      If the player is unable to find a match, it is the next player’s turn.
    • Step 4 – Continue play until all the matches are found.

Modifications:

    • Play on carpeted area and instruct the child to play while on all fours instead of sitting at a table. This position provides proprioceptive input.
    • Place a card on the table with the letter or word facing up. Place a piece of paper over the card. The child can then rub the crayon over the letter or word to reveal what letter/word it is.

TP Roll Snake

Pull open the TP roll all the way.

Provide the child with paint and a brush and instruct him to paint it. You can also choose markers or crayons to color the snake.

Once dry, you can have the child use Q-tips to paint the snake, or crumble little pieces of tissue paper, and/or use stickers.

Depending on the child developmental skills, either cut a snake’s tongue out of red construction paper or have him cut it himself.

Finally, the child can glue the tongue and the wiggly eyes on one end of the TP roll. If you don’t have wiggly eyes in hand, you can use small buttons.

Mixed Clothespins

For this activity, you will need to use 4 different colored clothespins.

Use the markers or crayons to paint each edge of the cardboard in one color.

Mix the clothespins.

Instruct the child to order the clothespins by matching the edge color to the clothespin color.
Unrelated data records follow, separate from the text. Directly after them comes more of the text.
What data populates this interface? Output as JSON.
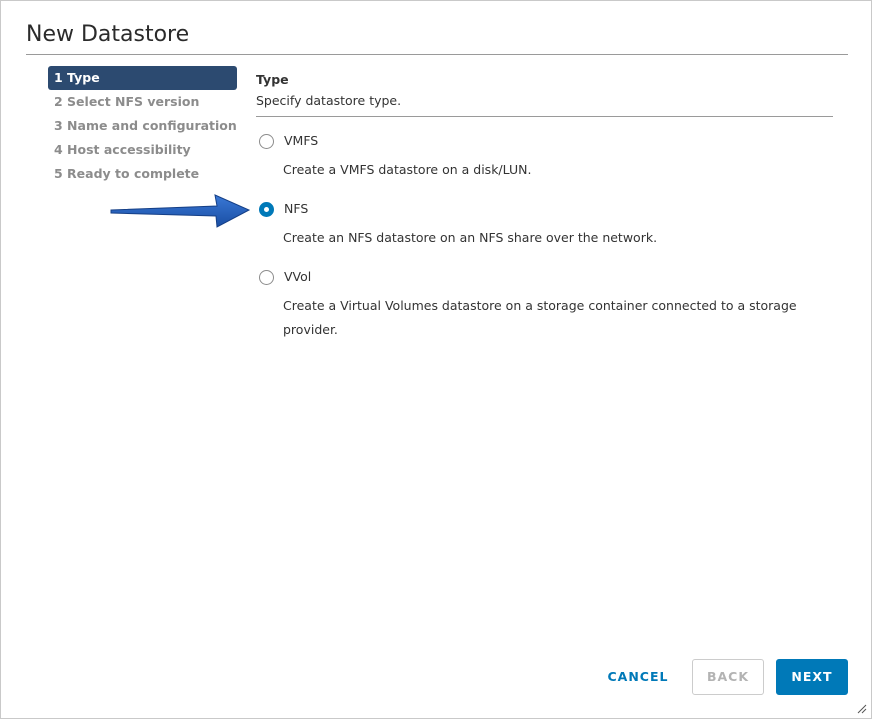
{
  "dialog": {
    "title": "New Datastore"
  },
  "steps": [
    {
      "label": "1 Type",
      "active": true
    },
    {
      "label": "2 Select NFS version",
      "active": false
    },
    {
      "label": "3 Name and configuration",
      "active": false
    },
    {
      "label": "4 Host accessibility",
      "active": false
    },
    {
      "label": "5 Ready to complete",
      "active": false
    }
  ],
  "section": {
    "title": "Type",
    "description": "Specify datastore type."
  },
  "options": [
    {
      "label": "VMFS",
      "description": "Create a VMFS datastore on a disk/LUN.",
      "selected": false
    },
    {
      "label": "NFS",
      "description": "Create an NFS datastore on an NFS share over the network.",
      "selected": true
    },
    {
      "label": "VVol",
      "description": "Create a Virtual Volumes datastore on a storage container connected to a storage provider.",
      "selected": false
    }
  ],
  "buttons": {
    "cancel": "CANCEL",
    "back": "BACK",
    "next": "NEXT"
  },
  "colors": {
    "accent": "#0079b8",
    "active_step": "#2c4a70",
    "arrow": "#1f57b8"
  },
  "icons": {
    "annotation": "arrow-right-icon",
    "grip": "resize-grip-icon"
  }
}
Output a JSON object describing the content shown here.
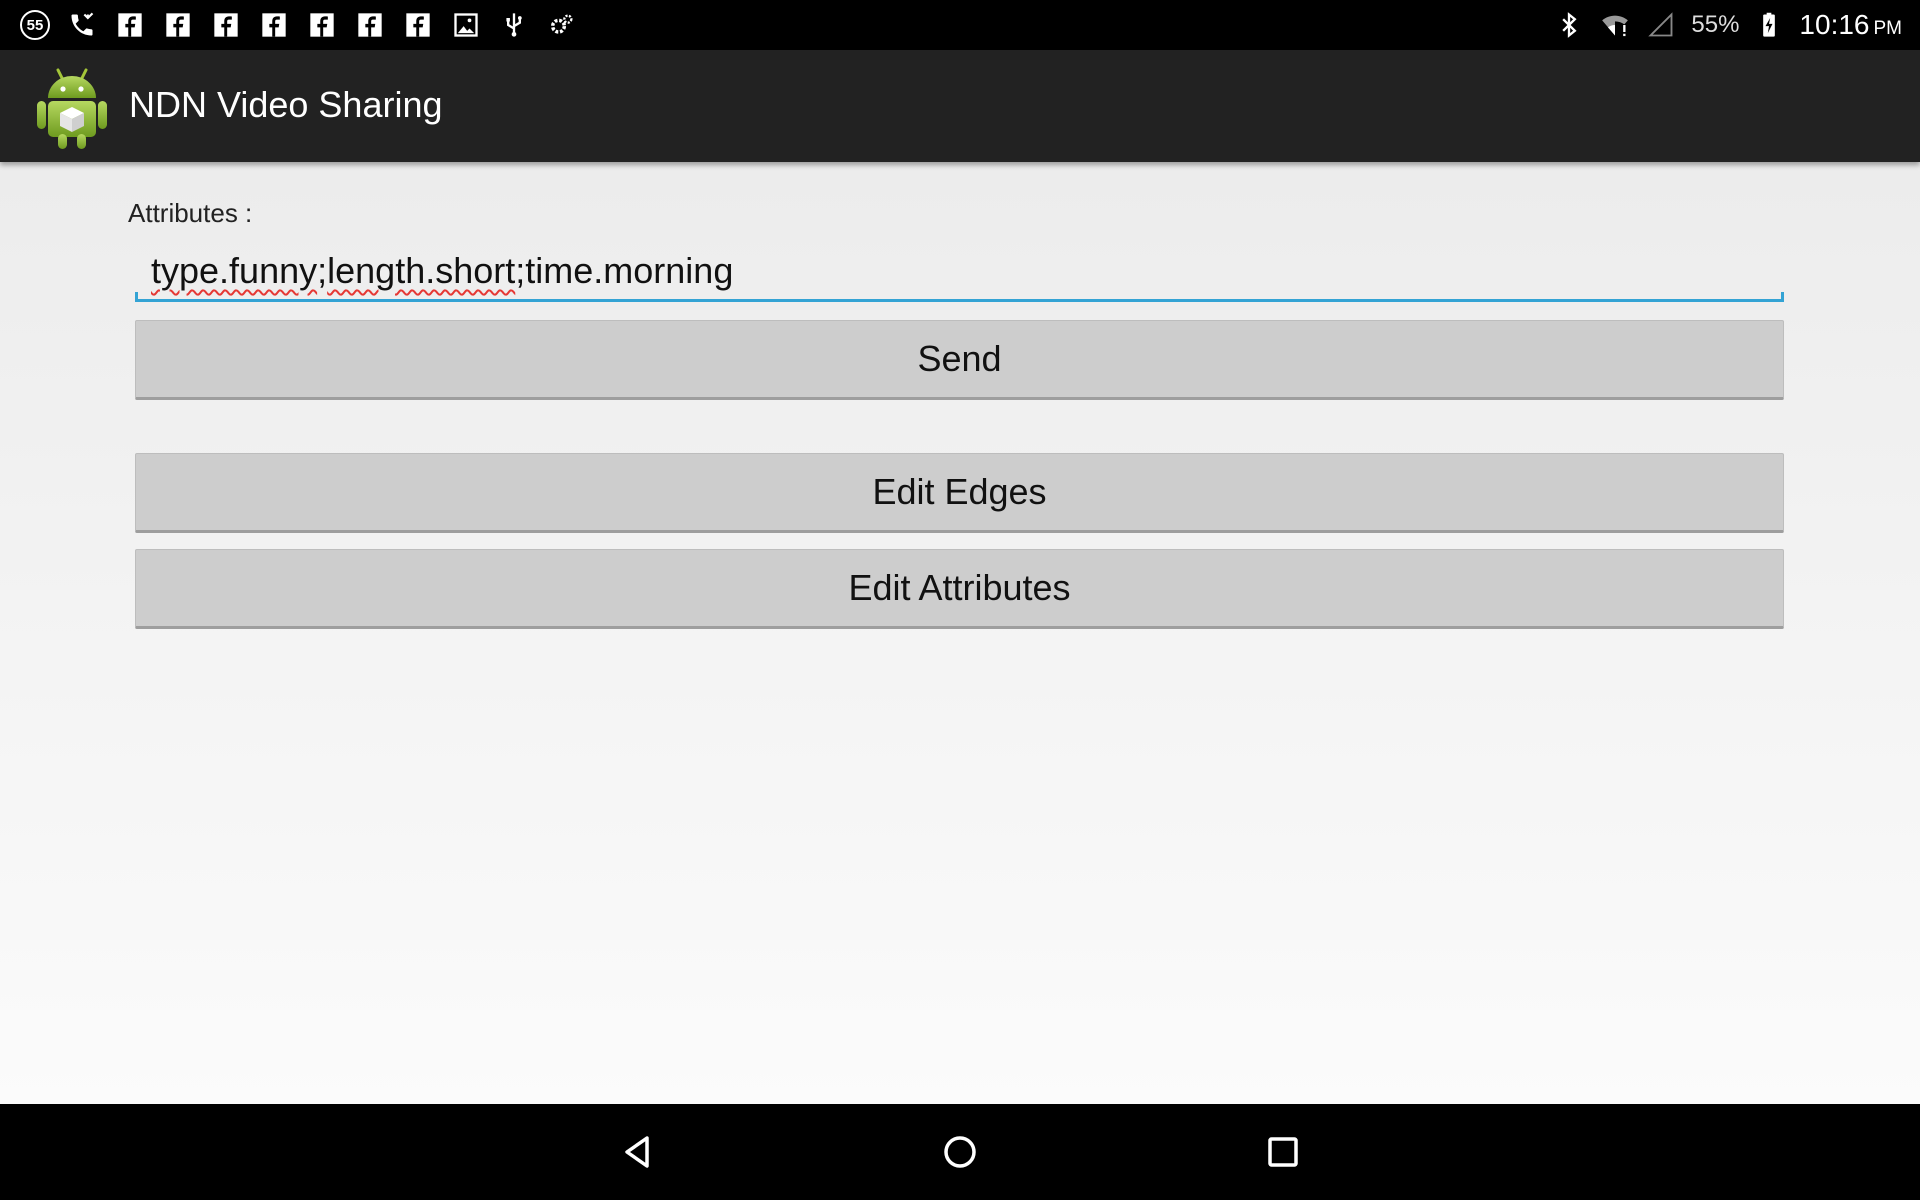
{
  "status_bar": {
    "notification_count": "55",
    "battery_percent": "55%",
    "time": "10:16",
    "time_suffix": "PM",
    "left_icons": [
      "missed-call-icon",
      "facebook-icon",
      "facebook-icon",
      "facebook-icon",
      "facebook-icon",
      "facebook-icon",
      "facebook-icon",
      "gallery-icon",
      "usb-icon",
      "settings-icon"
    ],
    "right_icons": [
      "bluetooth-icon",
      "wifi-alert-icon",
      "no-signal-icon",
      "battery-charging-icon"
    ]
  },
  "action_bar": {
    "title": "NDN Video Sharing",
    "icon": "android-app-icon"
  },
  "form": {
    "attributes_label": "Attributes :",
    "attributes_value_parts": [
      "type.funny",
      ";",
      "length.short",
      ";time.morning"
    ],
    "accent_color": "#33a3d4"
  },
  "buttons": {
    "send": "Send",
    "edit_edges": "Edit Edges",
    "edit_attributes": "Edit Attributes"
  },
  "nav_bar": {
    "icons": [
      "back-icon",
      "home-icon",
      "recent-apps-icon"
    ]
  }
}
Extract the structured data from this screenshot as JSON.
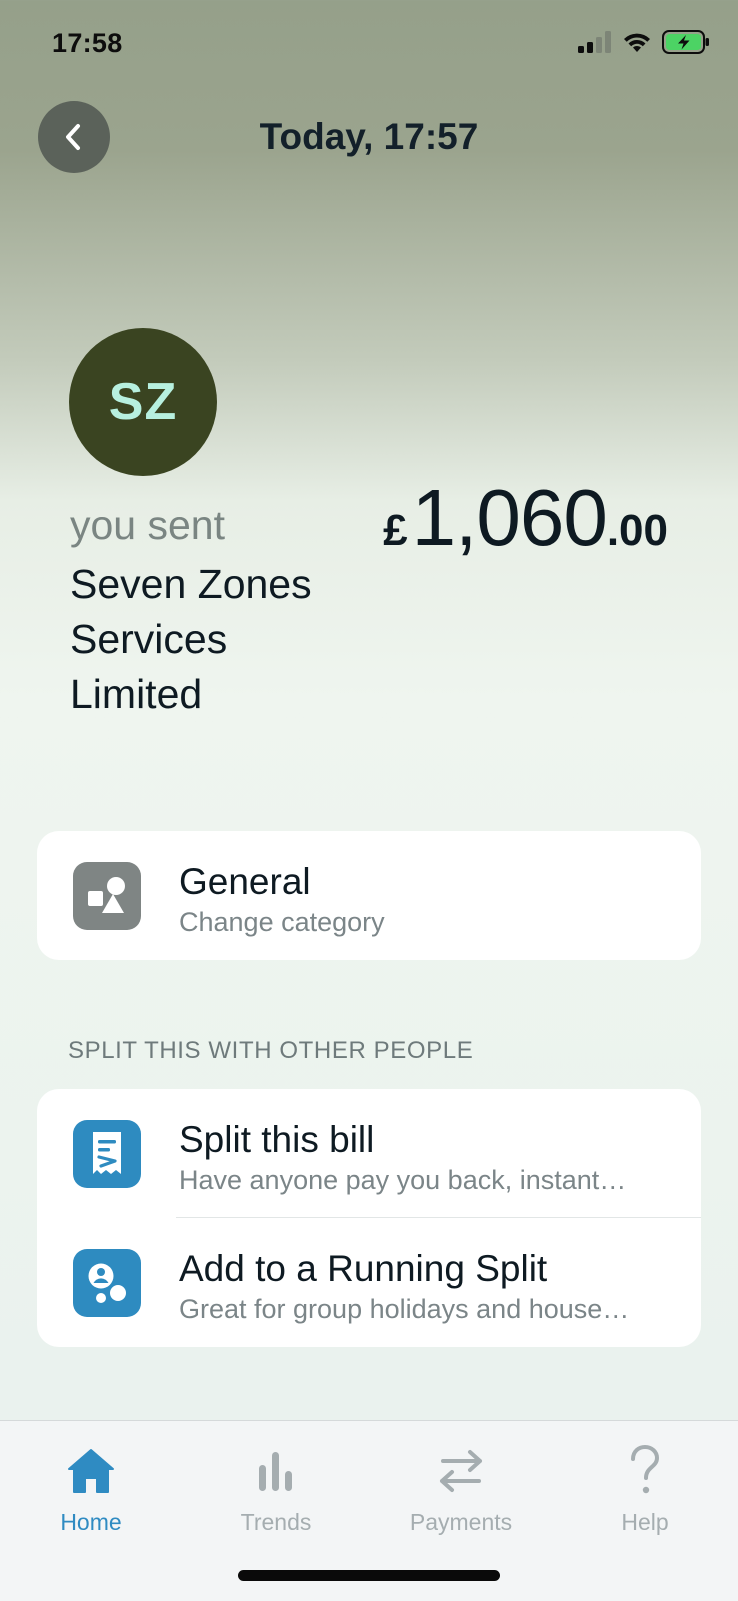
{
  "status_bar": {
    "time": "17:58"
  },
  "header": {
    "title": "Today, 17:57"
  },
  "transaction": {
    "avatar_initials": "SZ",
    "direction": "you sent",
    "merchant": "Seven Zones Services Limited",
    "amount": {
      "currency": "£",
      "major": "1,060",
      "minor": ".00"
    }
  },
  "category": {
    "title": "General",
    "subtitle": "Change category"
  },
  "split_section": {
    "label": "SPLIT THIS WITH OTHER PEOPLE",
    "items": [
      {
        "title": "Split this bill",
        "subtitle": "Have anyone pay you back, instant…"
      },
      {
        "title": "Add to a Running Split",
        "subtitle": "Great for group holidays and house…"
      }
    ]
  },
  "tabs": [
    {
      "label": "Home",
      "icon": "home-icon",
      "active": true
    },
    {
      "label": "Trends",
      "icon": "trends-icon",
      "active": false
    },
    {
      "label": "Payments",
      "icon": "payments-icon",
      "active": false
    },
    {
      "label": "Help",
      "icon": "help-icon",
      "active": false
    }
  ],
  "colors": {
    "accent": "#2f8bc2",
    "avatar_bg": "#3a4421",
    "avatar_text": "#b7f0df",
    "split_icon_bg": "#2e8bc0",
    "category_icon_bg": "#7f8584"
  }
}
The child should be using a different finger for each clothespin color (i.e., thumb and index finger for a yellow clothespin, thumb and middle finger for a red clothespin, thumb and ring finger for a green clothespin, and thumb and pinky finger for green clothespin).

For grading place all mixed clothespins on the cardboard and ask the child to pick them up and re-attach it to the right edge.